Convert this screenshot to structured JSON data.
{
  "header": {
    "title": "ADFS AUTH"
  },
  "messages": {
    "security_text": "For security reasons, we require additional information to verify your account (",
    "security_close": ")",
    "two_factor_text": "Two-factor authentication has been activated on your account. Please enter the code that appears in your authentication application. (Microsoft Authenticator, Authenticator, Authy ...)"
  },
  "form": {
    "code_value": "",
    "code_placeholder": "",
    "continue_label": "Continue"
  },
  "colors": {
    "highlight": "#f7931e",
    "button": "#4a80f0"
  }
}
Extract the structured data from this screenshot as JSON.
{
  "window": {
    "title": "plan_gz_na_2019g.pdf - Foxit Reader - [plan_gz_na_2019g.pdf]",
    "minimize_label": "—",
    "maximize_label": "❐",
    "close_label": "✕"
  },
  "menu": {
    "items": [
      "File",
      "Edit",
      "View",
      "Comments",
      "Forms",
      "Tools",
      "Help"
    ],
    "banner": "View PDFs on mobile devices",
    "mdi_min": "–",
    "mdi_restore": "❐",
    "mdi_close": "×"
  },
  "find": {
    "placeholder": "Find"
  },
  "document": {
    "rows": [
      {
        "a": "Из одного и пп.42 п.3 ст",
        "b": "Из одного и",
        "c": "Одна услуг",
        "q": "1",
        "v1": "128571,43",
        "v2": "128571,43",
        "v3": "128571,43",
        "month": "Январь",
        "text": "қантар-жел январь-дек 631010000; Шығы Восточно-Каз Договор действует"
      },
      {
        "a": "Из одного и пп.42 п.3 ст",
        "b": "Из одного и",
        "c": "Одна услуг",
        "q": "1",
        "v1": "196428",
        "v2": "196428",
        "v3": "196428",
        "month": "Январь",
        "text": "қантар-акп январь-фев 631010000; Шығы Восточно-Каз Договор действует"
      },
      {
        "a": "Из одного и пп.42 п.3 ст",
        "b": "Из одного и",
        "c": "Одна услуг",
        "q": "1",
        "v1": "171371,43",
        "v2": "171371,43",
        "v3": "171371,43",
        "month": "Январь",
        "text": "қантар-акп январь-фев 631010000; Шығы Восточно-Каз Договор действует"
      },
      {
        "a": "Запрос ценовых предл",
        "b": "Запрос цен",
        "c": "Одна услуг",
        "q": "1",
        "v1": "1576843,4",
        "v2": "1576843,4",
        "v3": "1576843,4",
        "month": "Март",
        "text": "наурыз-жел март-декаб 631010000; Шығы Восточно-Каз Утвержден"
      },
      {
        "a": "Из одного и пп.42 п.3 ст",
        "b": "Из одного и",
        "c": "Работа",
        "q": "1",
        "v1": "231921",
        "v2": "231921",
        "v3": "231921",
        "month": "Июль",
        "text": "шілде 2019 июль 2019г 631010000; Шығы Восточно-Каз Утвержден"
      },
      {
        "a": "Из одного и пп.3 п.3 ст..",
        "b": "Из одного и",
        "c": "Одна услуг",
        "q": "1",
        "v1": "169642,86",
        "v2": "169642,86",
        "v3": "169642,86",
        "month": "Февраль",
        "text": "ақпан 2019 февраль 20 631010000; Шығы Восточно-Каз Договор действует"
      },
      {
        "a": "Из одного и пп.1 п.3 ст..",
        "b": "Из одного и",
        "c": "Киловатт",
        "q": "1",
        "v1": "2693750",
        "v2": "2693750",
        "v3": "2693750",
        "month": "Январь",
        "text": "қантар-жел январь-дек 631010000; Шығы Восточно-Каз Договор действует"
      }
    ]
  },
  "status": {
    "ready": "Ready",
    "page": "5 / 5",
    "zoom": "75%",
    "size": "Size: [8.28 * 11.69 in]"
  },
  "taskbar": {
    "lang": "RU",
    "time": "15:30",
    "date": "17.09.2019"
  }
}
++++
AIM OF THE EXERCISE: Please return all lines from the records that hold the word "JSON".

EXERCISE ANSWER:
Convert this screenshot to structured JSON data.
Extract the structured data from this screenshot as JSON.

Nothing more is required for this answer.